Intelligence that’s artificial isn’t emotional

The first of my many exposures to the brilliance of Hoosier author Kurt Vonnegut was his 1952 short story “EPICAC,” in which the narrator prevails upon the world’s most powerful computer to draft a poetic marriage proposal for his lovely colleague.

EPICAC’s series of poems fulfill the romantic objective, but there’s a hitch. The computer has fallen in love with the narrator’s betrothed and cannot understand why it cannot marry her. I won’t spoil the outcome, but Vonnegut’s tale immediately sprung to mind as I took in the past year’s hysteria about artificial intelligence.

There’s no question AI will be every bit as transformative as PCs, smartphones, the cloud, and the many other innovations I’ve seen in my lifetime. Many people have asked me whether I’m afraid AI will put me out of a job. My response? No … not yet, anyway. Because for all the astounding capabilities of AI systems, they still lack the most critical component of human thought: emotion.

We’ve learned a lot about digital technology over the past couple of decades. We’ve also learned a significant amount about emotional intelligence — our ability to understand and manage our emotions so we interact more effectively with those around us.

Copywriters like me use our understanding about human emotion to help organizations communicate with, inform, educate, and motivate other humans. We may call them prospects, targets, accountants, or Taylor Swift fans, but regardless of how we define them, they’re people. And people are inherently emotional creatures.

No matter how rational we pretend to be, our emotions and the resulting behaviors are governed by chemicals generated by our brains. By the time our allegedly analytical brain tissue has helped us grasp something, our emotions have already colored our response. We can say that bad news we received yesterday had little effect on us, but at the moment we heard it, our brains were flooded with stress hormones.

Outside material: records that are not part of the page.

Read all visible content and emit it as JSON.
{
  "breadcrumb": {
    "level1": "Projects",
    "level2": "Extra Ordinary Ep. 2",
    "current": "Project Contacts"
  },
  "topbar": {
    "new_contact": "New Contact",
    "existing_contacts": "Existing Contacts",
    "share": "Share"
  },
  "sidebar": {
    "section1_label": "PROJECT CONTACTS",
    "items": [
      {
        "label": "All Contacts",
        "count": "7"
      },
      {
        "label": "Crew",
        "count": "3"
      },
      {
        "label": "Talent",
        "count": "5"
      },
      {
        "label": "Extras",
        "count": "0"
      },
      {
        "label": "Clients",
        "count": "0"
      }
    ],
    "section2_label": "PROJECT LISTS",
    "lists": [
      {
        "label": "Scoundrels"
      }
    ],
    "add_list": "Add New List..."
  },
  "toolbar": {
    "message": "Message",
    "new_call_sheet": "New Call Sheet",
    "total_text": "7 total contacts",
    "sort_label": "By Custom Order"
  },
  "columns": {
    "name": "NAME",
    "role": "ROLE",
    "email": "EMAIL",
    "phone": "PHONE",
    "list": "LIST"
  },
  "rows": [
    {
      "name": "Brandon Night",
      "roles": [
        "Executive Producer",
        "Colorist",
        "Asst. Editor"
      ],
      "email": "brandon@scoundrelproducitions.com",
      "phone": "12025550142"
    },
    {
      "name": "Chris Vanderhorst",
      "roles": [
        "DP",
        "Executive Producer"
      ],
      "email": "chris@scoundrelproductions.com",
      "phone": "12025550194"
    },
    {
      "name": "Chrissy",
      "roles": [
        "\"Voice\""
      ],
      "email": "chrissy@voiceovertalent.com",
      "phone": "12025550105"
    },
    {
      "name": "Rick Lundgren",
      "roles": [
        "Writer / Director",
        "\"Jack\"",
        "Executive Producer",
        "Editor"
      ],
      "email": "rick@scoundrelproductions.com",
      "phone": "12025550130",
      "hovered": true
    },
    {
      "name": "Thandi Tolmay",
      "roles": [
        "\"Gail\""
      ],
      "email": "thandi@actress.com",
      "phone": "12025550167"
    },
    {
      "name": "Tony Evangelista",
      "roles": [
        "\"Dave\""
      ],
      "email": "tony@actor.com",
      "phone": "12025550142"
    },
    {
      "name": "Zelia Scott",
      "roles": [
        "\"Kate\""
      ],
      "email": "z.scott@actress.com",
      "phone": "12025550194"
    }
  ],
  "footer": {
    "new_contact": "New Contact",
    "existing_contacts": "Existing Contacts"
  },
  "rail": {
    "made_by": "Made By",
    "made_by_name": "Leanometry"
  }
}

That’s the legacy of our ancestors, who developed that response to make sure they didn’t become a sabretoothed tiger’s next meal. When your boss angrily commands you to come to their office, your brain assumes a threat as deadly as that tiger awaits, so it prepares you for escape. Your heart pumps harder to ready your limbs for a run, your eyes focus on nothing but the door to the corner office, and there’s absolutely nothing you can do about it in those first few microseconds.

We’re good at rationalizing our feelings and actions after that fact, but copywriters know our strongest, most powerful responses are the immediate emotional ones. So when I’m helping an organization promote its advantages, I’m more focused on triggering emotions than on piling on rational facts.

I’m fascinated every time I ask an AI platform to generate something. The knowledge ChatGPT and its counterparts analyze and organize is nothing short of astounding. Of course, it’s simply regurgitating information that appears elsewhere, and sometimes it parses the wrong stuff. But no matter how accurate the words it chooses may be, AI can’t fall in love, feel fear, or fully grasp any of those other emotional triggers that are central to human behavior.

When we pay attention to emotional intelligence in our marketing and communications materials, we accomplish several things. First, we get our audience’s complete attention, because they feel we’re aware of and care about their emotional needs, which builds trust and the confidence they must develop to do business with us.

Paying attention to emotions also makes our audience far more likely to remember what we’re telling them. We’re assaulted with thousands of messages every day, all of them fighting for our attention. We tend to remember the tiny handful of those messages that truly trigger our emotions. We’re far more likely to build relationships with the sources of those messages.

Will AI develop emotional intelligence? I’m not a tech expert, but I assume it will happen more quickly than I expect. It’s not there yet, however, so people who are turning to AI to write web pages, blog posts, or EPICAC-like romantic poetry are getting the words, but not the genuine emotions needed to truly motivate their audiences.

If writing content to promote your organization is part of your job, I wouldn’t hesitate to recommend using AI to help you create a first draft. But I wouldn’t stop there. You’ll make that first draft far more effective by developing an understanding of your audience’s emotional motivations and editing that AI draft to incorporate them.

Or you could simply ask someone who actually understands emotional intelligence to write it for you. (That may not be my advice five years from now … but as for right now, I’m sticking with it.)